- [Task description] Figure out how many lines of the listing include the string "Origin"; the reply is only that number.

*** Opening Exercise data ***

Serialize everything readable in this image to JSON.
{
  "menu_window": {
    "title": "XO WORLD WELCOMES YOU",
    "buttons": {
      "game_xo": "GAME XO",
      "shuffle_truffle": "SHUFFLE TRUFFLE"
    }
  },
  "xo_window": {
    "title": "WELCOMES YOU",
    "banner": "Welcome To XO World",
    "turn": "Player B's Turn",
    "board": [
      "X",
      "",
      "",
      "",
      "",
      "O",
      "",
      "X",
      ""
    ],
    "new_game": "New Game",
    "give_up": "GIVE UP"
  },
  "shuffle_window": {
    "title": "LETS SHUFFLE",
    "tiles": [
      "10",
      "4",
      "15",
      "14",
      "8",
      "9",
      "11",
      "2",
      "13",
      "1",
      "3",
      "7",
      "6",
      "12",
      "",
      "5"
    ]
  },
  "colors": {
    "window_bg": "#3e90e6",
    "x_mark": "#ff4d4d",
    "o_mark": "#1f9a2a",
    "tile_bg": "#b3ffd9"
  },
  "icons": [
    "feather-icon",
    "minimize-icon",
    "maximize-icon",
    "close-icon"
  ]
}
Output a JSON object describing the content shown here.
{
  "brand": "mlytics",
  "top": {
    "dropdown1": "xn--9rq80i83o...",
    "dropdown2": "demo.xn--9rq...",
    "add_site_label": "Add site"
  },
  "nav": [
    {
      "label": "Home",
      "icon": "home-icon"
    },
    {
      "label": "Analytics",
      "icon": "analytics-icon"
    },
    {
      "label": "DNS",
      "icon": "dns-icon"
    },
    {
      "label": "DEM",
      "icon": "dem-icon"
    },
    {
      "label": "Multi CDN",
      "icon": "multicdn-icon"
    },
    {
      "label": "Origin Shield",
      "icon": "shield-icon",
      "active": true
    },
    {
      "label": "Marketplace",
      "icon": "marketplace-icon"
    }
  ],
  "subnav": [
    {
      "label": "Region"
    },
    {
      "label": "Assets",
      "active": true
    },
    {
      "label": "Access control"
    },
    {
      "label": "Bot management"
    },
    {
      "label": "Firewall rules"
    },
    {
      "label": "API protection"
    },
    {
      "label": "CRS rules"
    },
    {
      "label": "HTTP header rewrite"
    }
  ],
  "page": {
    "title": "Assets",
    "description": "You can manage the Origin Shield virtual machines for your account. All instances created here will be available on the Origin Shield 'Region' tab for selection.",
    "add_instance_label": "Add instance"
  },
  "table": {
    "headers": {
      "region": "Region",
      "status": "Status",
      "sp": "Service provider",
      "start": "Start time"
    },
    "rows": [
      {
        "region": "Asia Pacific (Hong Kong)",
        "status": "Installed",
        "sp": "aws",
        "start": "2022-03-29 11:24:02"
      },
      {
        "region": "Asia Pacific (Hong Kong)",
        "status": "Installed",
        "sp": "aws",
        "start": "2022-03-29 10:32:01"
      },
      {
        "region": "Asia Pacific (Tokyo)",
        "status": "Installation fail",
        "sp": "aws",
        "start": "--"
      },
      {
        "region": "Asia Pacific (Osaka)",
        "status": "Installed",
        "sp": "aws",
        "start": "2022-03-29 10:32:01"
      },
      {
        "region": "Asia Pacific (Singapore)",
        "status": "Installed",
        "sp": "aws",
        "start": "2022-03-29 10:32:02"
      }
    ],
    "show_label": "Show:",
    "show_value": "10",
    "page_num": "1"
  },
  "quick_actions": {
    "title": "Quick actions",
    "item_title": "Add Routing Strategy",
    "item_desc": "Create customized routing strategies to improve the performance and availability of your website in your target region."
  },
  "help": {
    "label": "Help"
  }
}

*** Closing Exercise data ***

- [Response for this exercise] 2